### Problem to solve
Repeat exactly the lines from the one containing "What's the underlying" through the last line of the records below, both included, and nothing else.
*** Opening Data in this exercise ***
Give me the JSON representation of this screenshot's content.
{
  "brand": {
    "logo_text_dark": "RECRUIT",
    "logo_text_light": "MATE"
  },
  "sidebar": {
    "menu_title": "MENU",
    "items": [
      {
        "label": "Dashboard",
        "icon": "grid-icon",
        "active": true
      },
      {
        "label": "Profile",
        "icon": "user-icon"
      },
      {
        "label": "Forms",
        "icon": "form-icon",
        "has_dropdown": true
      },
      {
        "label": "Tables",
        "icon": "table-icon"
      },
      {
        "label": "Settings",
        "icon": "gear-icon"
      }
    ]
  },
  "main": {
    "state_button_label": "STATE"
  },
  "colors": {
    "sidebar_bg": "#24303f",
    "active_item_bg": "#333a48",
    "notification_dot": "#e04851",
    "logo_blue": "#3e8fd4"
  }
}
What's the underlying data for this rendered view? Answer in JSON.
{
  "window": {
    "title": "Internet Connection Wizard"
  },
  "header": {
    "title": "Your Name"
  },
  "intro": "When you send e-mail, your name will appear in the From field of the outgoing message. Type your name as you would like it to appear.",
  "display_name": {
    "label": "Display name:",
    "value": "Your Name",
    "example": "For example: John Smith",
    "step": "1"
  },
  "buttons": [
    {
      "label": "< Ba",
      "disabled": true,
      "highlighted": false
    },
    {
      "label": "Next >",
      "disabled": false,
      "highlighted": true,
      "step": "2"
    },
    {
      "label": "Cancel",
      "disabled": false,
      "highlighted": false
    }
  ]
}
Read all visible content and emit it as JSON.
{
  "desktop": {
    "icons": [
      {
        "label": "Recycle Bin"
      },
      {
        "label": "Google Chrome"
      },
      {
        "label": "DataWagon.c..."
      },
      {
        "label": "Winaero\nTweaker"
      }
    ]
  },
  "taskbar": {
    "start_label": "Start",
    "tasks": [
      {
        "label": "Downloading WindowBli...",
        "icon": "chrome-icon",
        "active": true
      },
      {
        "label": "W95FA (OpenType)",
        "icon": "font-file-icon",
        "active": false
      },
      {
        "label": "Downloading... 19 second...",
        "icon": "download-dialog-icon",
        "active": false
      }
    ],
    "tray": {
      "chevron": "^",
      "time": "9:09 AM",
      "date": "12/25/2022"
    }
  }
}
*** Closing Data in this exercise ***
### Answer section
What's the underlying data for this rendered view? Answer in JSON.
{
  "window": {
    "title": "Internet Connection Wizard"
  },
  "header": {
    "title": "Your Name"
  },
  "intro": "When you send e-mail, your name will appear in the From field of the outgoing message. Type your name as you would like it to appear.",
  "display_name": {
    "label": "Display name:",
    "value": "Your Name",
    "example": "For example: John Smith",
    "step": "1"
  },
  "buttons": [
    {
      "label": "< Ba",
      "disabled": true,
      "highlighted": false
    },
    {
      "label": "Next >",
      "disabled": false,
      "highlighted": true,
      "step": "2"
    },
    {
      "label": "Cancel",
      "disabled": false,
      "highlighted": false
    }
  ]
}
Read all visible content and emit it as JSON.
{
  "desktop": {
    "icons": [
      {
        "label": "Recycle Bin"
      },
      {
        "label": "Google Chrome"
      },
      {
        "label": "DataWagon.c..."
      },
      {
        "label": "Winaero\nTweaker"
      }
    ]
  },
  "taskbar": {
    "start_label": "Start",
    "tasks": [
      {
        "label": "Downloading WindowBli...",
        "icon": "chrome-icon",
        "active": true
      },
      {
        "label": "W95FA (OpenType)",
        "icon": "font-file-icon",
        "active": false
      },
      {
        "label": "Downloading... 19 second...",
        "icon": "download-dialog-icon",
        "active": false
      }
    ],
    "tray": {
      "chevron": "^",
      "time": "9:09 AM",
      "date": "12/25/2022"
    }
  }
}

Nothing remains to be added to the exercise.